◆ What to work on
How many lines of the data contain the string "JSON"? Write the number and nothing more.

[Items from an interface collection]
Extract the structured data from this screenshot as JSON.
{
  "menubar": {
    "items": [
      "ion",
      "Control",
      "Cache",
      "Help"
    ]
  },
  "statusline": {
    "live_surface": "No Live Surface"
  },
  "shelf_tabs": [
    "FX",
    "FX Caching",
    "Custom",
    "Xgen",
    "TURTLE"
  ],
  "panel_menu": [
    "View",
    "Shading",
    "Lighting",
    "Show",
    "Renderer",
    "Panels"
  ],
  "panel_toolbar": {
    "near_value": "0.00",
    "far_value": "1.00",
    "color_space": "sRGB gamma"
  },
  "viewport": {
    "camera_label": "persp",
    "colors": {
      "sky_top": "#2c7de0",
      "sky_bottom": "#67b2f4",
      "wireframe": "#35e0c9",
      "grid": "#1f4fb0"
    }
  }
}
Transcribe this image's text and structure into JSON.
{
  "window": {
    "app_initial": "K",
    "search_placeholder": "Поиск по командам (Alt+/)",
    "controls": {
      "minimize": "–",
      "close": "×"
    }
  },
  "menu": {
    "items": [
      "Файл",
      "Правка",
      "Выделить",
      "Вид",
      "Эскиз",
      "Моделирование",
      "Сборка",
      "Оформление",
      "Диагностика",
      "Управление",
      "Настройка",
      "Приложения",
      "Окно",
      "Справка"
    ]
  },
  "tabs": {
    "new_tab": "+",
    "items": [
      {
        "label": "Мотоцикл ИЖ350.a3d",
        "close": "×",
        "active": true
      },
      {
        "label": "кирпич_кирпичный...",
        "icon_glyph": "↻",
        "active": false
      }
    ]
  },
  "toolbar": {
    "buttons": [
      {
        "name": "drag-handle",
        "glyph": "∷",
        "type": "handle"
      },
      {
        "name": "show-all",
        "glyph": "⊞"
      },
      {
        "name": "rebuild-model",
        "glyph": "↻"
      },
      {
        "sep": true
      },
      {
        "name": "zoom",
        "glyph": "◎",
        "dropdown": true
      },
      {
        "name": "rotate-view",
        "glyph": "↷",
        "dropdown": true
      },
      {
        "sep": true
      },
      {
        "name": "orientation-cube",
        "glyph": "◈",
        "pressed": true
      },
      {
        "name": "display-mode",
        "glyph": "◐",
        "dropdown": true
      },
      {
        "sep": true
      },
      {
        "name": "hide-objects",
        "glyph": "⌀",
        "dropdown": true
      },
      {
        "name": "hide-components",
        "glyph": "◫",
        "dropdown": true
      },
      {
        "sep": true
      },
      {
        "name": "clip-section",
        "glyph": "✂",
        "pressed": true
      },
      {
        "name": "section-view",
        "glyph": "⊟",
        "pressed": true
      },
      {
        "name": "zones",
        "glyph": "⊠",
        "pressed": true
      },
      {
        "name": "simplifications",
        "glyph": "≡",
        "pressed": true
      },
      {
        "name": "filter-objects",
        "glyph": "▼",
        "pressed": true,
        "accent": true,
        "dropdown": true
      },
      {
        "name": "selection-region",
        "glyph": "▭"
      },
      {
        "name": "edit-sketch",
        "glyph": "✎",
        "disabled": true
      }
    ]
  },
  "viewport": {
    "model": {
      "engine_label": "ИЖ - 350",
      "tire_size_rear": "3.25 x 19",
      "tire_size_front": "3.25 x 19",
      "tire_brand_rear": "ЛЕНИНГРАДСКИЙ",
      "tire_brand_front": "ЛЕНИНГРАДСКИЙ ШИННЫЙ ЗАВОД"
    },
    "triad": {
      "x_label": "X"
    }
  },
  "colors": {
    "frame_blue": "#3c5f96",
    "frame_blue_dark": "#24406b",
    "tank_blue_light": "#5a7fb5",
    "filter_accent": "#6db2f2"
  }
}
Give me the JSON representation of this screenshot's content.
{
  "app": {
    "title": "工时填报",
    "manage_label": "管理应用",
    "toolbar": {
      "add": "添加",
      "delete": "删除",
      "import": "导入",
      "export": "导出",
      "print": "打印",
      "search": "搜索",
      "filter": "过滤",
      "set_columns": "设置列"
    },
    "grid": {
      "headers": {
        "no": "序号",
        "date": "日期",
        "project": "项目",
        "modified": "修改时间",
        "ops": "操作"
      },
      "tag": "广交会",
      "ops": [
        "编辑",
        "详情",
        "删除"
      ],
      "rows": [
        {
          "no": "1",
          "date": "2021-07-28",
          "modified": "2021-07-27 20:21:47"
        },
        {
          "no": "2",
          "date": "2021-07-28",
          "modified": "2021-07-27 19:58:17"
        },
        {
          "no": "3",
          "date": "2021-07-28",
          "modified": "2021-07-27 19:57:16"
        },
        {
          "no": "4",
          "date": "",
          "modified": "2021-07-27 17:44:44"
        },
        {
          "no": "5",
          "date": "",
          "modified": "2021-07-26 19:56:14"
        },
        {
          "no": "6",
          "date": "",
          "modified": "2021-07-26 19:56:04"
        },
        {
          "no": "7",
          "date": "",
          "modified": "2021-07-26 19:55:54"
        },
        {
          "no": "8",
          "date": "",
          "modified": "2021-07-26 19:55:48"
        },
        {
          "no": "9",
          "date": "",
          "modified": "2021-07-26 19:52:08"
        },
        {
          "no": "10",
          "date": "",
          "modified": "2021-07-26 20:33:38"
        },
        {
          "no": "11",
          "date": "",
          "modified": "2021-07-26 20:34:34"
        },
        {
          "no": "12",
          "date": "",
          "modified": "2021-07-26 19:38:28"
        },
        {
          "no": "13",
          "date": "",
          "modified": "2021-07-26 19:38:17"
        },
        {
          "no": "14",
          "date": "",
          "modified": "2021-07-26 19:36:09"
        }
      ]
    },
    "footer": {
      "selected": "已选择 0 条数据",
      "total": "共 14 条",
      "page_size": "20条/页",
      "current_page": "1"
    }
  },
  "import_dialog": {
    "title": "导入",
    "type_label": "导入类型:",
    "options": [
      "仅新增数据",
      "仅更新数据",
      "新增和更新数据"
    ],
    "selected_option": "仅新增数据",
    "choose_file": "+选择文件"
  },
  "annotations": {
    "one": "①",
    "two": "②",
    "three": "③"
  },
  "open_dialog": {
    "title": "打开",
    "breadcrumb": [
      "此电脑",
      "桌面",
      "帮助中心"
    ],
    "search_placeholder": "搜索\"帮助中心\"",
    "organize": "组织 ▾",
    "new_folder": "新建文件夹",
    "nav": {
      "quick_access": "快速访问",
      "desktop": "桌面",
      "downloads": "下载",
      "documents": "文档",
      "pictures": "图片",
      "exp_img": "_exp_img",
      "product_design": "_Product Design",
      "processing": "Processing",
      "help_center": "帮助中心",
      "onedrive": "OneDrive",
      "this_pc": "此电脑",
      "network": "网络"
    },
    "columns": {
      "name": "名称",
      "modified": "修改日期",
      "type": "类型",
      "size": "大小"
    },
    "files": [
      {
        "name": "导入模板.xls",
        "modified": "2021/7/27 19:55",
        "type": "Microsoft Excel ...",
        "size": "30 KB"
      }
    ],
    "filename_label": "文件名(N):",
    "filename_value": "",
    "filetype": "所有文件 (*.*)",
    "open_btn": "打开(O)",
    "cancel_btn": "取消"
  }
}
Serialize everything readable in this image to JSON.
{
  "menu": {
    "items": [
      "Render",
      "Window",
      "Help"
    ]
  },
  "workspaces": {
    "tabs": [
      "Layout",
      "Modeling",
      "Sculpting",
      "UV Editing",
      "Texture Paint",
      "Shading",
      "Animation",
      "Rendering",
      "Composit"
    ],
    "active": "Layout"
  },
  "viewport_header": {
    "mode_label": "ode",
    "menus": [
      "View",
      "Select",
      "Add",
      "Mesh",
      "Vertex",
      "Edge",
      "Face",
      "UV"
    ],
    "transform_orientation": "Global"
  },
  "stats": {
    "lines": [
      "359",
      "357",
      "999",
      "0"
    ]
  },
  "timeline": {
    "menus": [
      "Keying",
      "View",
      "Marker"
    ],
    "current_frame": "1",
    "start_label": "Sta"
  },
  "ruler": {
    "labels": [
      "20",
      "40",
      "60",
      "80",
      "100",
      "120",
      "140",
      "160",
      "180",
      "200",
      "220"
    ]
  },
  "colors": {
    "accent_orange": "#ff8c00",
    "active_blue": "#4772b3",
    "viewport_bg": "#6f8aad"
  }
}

◆ Written answer
4